◆ **Assignment**:
Give back the entries that follow exactly as written. Any picture gets left out.

◆ **Data records**:
######

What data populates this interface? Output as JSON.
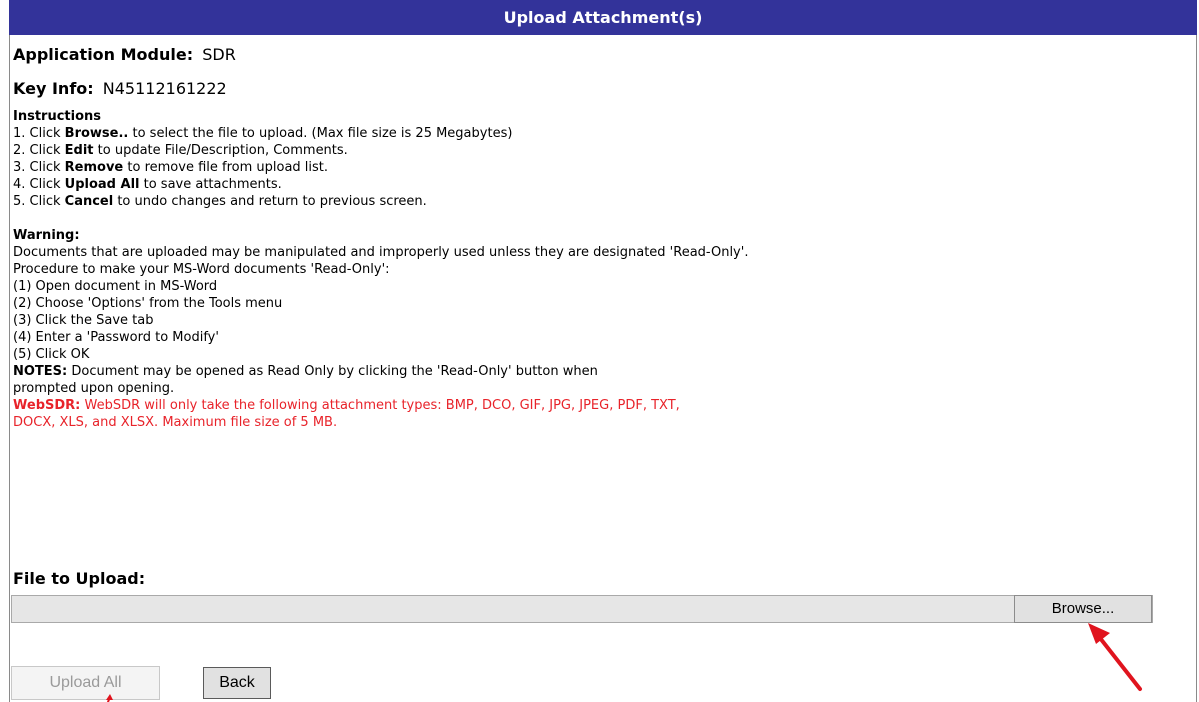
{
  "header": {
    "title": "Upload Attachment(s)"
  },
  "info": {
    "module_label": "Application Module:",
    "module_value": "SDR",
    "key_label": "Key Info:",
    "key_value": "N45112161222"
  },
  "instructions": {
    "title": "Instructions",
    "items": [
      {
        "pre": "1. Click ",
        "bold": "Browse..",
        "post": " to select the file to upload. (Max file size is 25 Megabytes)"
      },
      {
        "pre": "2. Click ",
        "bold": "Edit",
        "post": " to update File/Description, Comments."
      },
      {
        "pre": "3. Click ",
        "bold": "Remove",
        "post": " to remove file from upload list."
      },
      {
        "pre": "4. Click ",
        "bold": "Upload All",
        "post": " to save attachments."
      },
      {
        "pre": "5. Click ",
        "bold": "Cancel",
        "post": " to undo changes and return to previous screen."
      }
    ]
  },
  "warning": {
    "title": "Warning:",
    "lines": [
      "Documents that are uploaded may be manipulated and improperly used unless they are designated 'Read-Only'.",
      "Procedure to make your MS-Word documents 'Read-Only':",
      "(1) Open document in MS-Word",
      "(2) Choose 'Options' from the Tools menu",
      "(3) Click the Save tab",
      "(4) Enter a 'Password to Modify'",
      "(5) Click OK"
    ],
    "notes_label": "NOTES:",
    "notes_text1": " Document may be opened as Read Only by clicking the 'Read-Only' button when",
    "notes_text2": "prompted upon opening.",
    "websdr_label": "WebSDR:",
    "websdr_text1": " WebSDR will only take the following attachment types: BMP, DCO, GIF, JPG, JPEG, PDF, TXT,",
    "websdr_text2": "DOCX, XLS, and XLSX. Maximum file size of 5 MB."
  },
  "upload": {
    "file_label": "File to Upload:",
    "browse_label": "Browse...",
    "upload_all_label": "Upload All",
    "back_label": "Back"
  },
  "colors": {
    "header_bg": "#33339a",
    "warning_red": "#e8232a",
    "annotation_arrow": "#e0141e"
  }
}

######

◆ **Output of the task**:
What data populates this interface? Output as JSON.
{
  "header": {
    "title": "Upload Attachment(s)"
  },
  "info": {
    "module_label": "Application Module:",
    "module_value": "SDR",
    "key_label": "Key Info:",
    "key_value": "N45112161222"
  },
  "instructions": {
    "title": "Instructions",
    "items": [
      {
        "pre": "1. Click ",
        "bold": "Browse..",
        "post": " to select the file to upload. (Max file size is 25 Megabytes)"
      },
      {
        "pre": "2. Click ",
        "bold": "Edit",
        "post": " to update File/Description, Comments."
      },
      {
        "pre": "3. Click ",
        "bold": "Remove",
        "post": " to remove file from upload list."
      },
      {
        "pre": "4. Click ",
        "bold": "Upload All",
        "post": " to save attachments."
      },
      {
        "pre": "5. Click ",
        "bold": "Cancel",
        "post": " to undo changes and return to previous screen."
      }
    ]
  },
  "warning": {
    "title": "Warning:",
    "lines": [
      "Documents that are uploaded may be manipulated and improperly used unless they are designated 'Read-Only'.",
      "Procedure to make your MS-Word documents 'Read-Only':",
      "(1) Open document in MS-Word",
      "(2) Choose 'Options' from the Tools menu",
      "(3) Click the Save tab",
      "(4) Enter a 'Password to Modify'",
      "(5) Click OK"
    ],
    "notes_label": "NOTES:",
    "notes_text1": " Document may be opened as Read Only by clicking the 'Read-Only' button when",
    "notes_text2": "prompted upon opening.",
    "websdr_label": "WebSDR:",
    "websdr_text1": " WebSDR will only take the following attachment types: BMP, DCO, GIF, JPG, JPEG, PDF, TXT,",
    "websdr_text2": "DOCX, XLS, and XLSX. Maximum file size of 5 MB."
  },
  "upload": {
    "file_label": "File to Upload:",
    "browse_label": "Browse...",
    "upload_all_label": "Upload All",
    "back_label": "Back"
  },
  "colors": {
    "header_bg": "#33339a",
    "warning_red": "#e8232a",
    "annotation_arrow": "#e0141e"
  }
}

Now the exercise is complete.